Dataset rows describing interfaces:
- Opening Delimiter -
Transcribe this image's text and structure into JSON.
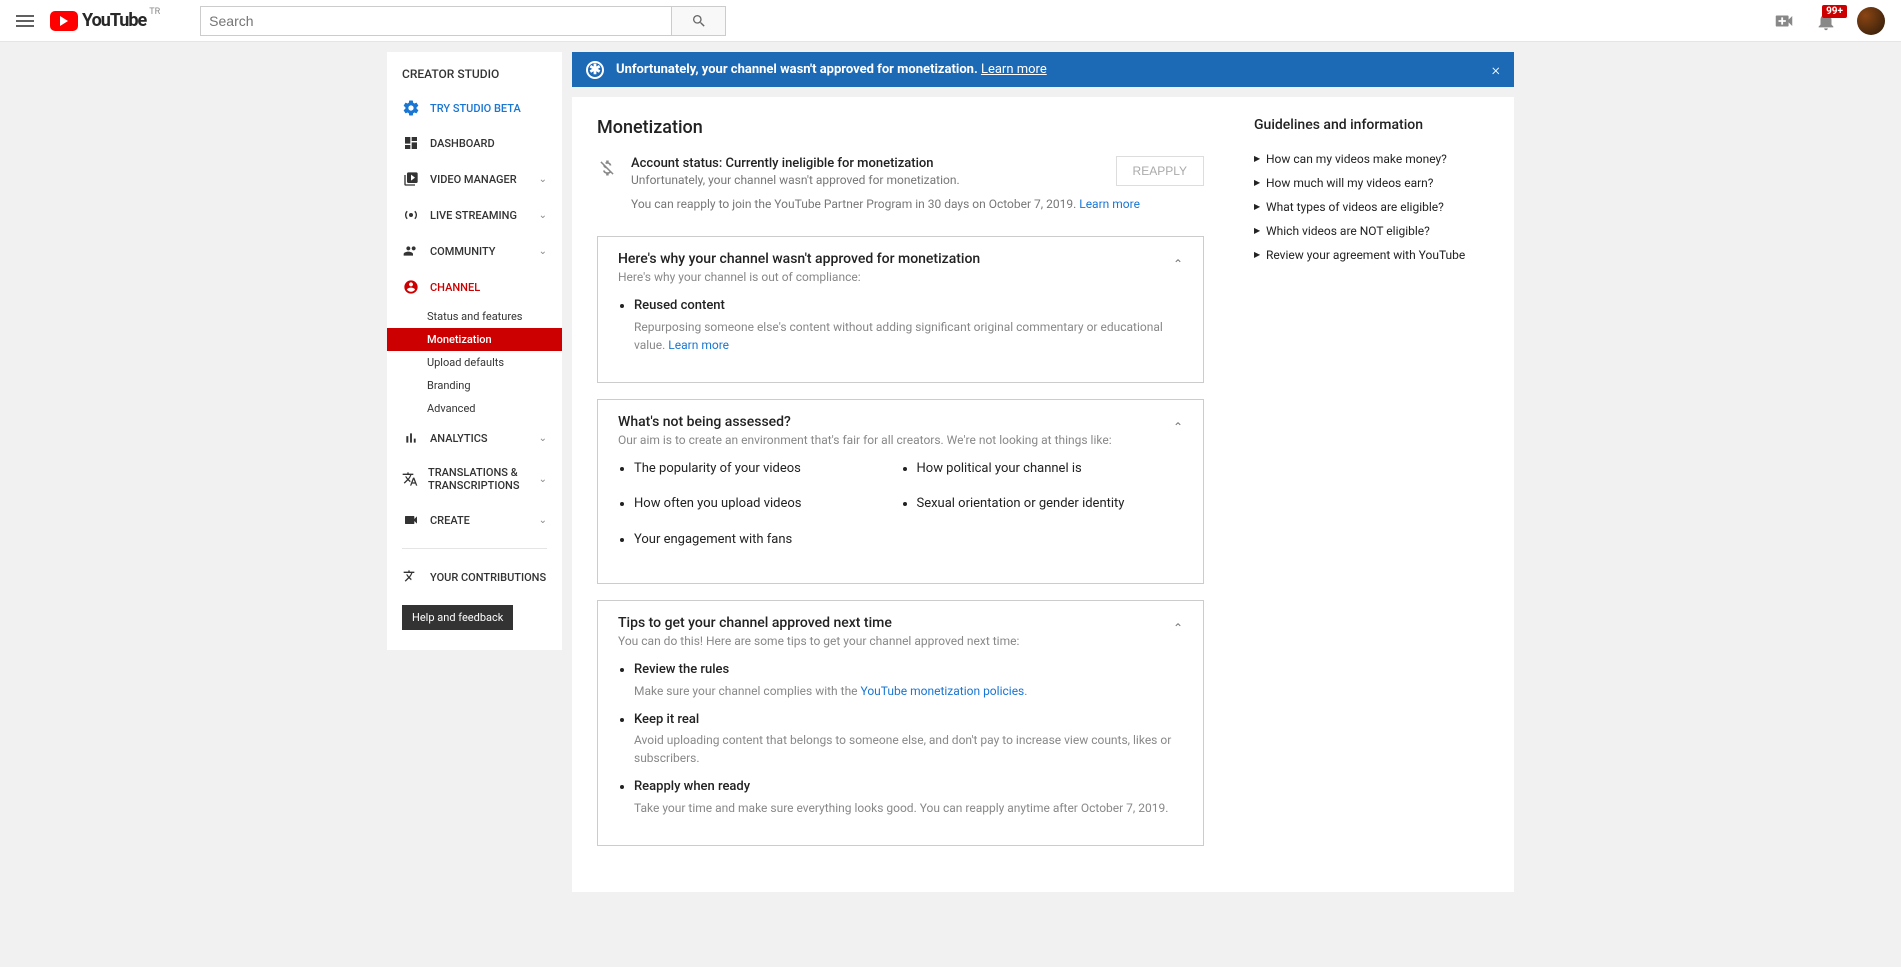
{
  "header": {
    "logo_text": "YouTube",
    "country_code": "TR",
    "search_placeholder": "Search",
    "notification_badge": "99+"
  },
  "sidebar": {
    "title": "CREATOR STUDIO",
    "beta_label": "TRY STUDIO BETA",
    "items": [
      {
        "label": "DASHBOARD"
      },
      {
        "label": "VIDEO MANAGER"
      },
      {
        "label": "LIVE STREAMING"
      },
      {
        "label": "COMMUNITY"
      },
      {
        "label": "CHANNEL"
      },
      {
        "label": "ANALYTICS"
      },
      {
        "label": "TRANSLATIONS & TRANSCRIPTIONS"
      },
      {
        "label": "CREATE"
      }
    ],
    "channel_sub": [
      "Status and features",
      "Monetization",
      "Upload defaults",
      "Branding",
      "Advanced"
    ],
    "contributions": "YOUR CONTRIBUTIONS",
    "help": "Help and feedback"
  },
  "banner": {
    "text": "Unfortunately, your channel wasn't approved for monetization.",
    "link": "Learn more"
  },
  "page": {
    "title": "Monetization",
    "status_title": "Account status: Currently ineligible for monetization",
    "status_sub": "Unfortunately, your channel wasn't approved for monetization.",
    "reapply_btn": "REAPPLY",
    "reapply_text": "You can reapply to join the YouTube Partner Program in 30 days on October 7, 2019.",
    "reapply_link": "Learn more"
  },
  "card1": {
    "title": "Here's why your channel wasn't approved for monetization",
    "sub": "Here's why your channel is out of compliance:",
    "item_title": "Reused content",
    "item_desc": "Repurposing someone else's content without adding significant original commentary or educational value. ",
    "item_link": "Learn more"
  },
  "card2": {
    "title": "What's not being assessed?",
    "sub": "Our aim is to create an environment that's fair for all creators. We're not looking at things like:",
    "col1": [
      "The popularity of your videos",
      "How often you upload videos",
      "Your engagement with fans"
    ],
    "col2": [
      "How political your channel is",
      "Sexual orientation or gender identity"
    ]
  },
  "card3": {
    "title": "Tips to get your channel approved next time",
    "sub": "You can do this! Here are some tips to get your channel approved next time:",
    "items": [
      {
        "t": "Review the rules",
        "d_pre": "Make sure your channel complies with the ",
        "link": "YouTube monetization policies",
        "d_post": "."
      },
      {
        "t": "Keep it real",
        "d": "Avoid uploading content that belongs to someone else, and don't pay to increase view counts, likes or subscribers."
      },
      {
        "t": "Reapply when ready",
        "d": "Take your time and make sure everything looks good. You can reapply anytime after October 7, 2019."
      }
    ]
  },
  "guidelines": {
    "title": "Guidelines and information",
    "items": [
      "How can my videos make money?",
      "How much will my videos earn?",
      "What types of videos are eligible?",
      "Which videos are NOT eligible?",
      "Review your agreement with YouTube"
    ]
  }
}
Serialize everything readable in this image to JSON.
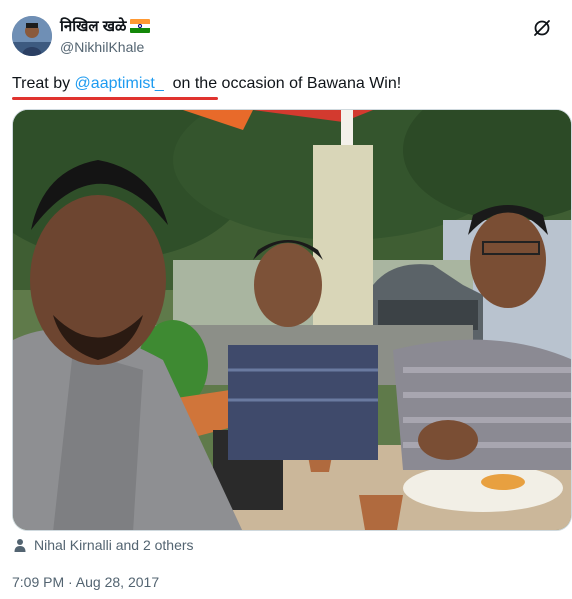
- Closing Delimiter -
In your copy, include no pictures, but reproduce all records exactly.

### WRITTEN RESPONSE:
Transcribe this image's text and structure into JSON.
{
  "header": {
    "logo_text": "YouTube",
    "country_code": "TR",
    "search_placeholder": "Search",
    "notification_badge": "99+"
  },
  "sidebar": {
    "title": "CREATOR STUDIO",
    "beta_label": "TRY STUDIO BETA",
    "items": [
      {
        "label": "DASHBOARD"
      },
      {
        "label": "VIDEO MANAGER"
      },
      {
        "label": "LIVE STREAMING"
      },
      {
        "label": "COMMUNITY"
      },
      {
        "label": "CHANNEL"
      },
      {
        "label": "ANALYTICS"
      },
      {
        "label": "TRANSLATIONS & TRANSCRIPTIONS"
      },
      {
        "label": "CREATE"
      }
    ],
    "channel_sub": [
      "Status and features",
      "Monetization",
      "Upload defaults",
      "Branding",
      "Advanced"
    ],
    "contributions": "YOUR CONTRIBUTIONS",
    "help": "Help and feedback"
  },
  "banner": {
    "text": "Unfortunately, your channel wasn't approved for monetization.",
    "link": "Learn more"
  },
  "page": {
    "title": "Monetization",
    "status_title": "Account status: Currently ineligible for monetization",
    "status_sub": "Unfortunately, your channel wasn't approved for monetization.",
    "reapply_btn": "REAPPLY",
    "reapply_text": "You can reapply to join the YouTube Partner Program in 30 days on October 7, 2019.",
    "reapply_link": "Learn more"
  },
  "card1": {
    "title": "Here's why your channel wasn't approved for monetization",
    "sub": "Here's why your channel is out of compliance:",
    "item_title": "Reused content",
    "item_desc": "Repurposing someone else's content without adding significant original commentary or educational value. ",
    "item_link": "Learn more"
  },
  "card2": {
    "title": "What's not being assessed?",
    "sub": "Our aim is to create an environment that's fair for all creators. We're not looking at things like:",
    "col1": [
      "The popularity of your videos",
      "How often you upload videos",
      "Your engagement with fans"
    ],
    "col2": [
      "How political your channel is",
      "Sexual orientation or gender identity"
    ]
  },
  "card3": {
    "title": "Tips to get your channel approved next time",
    "sub": "You can do this! Here are some tips to get your channel approved next time:",
    "items": [
      {
        "t": "Review the rules",
        "d_pre": "Make sure your channel complies with the ",
        "link": "YouTube monetization policies",
        "d_post": "."
      },
      {
        "t": "Keep it real",
        "d": "Avoid uploading content that belongs to someone else, and don't pay to increase view counts, likes or subscribers."
      },
      {
        "t": "Reapply when ready",
        "d": "Take your time and make sure everything looks good. You can reapply anytime after October 7, 2019."
      }
    ]
  },
  "guidelines": {
    "title": "Guidelines and information",
    "items": [
      "How can my videos make money?",
      "How much will my videos earn?",
      "What types of videos are eligible?",
      "Which videos are NOT eligible?",
      "Review your agreement with YouTube"
    ]
  }
}
Serialize everything readable in this image to JSON.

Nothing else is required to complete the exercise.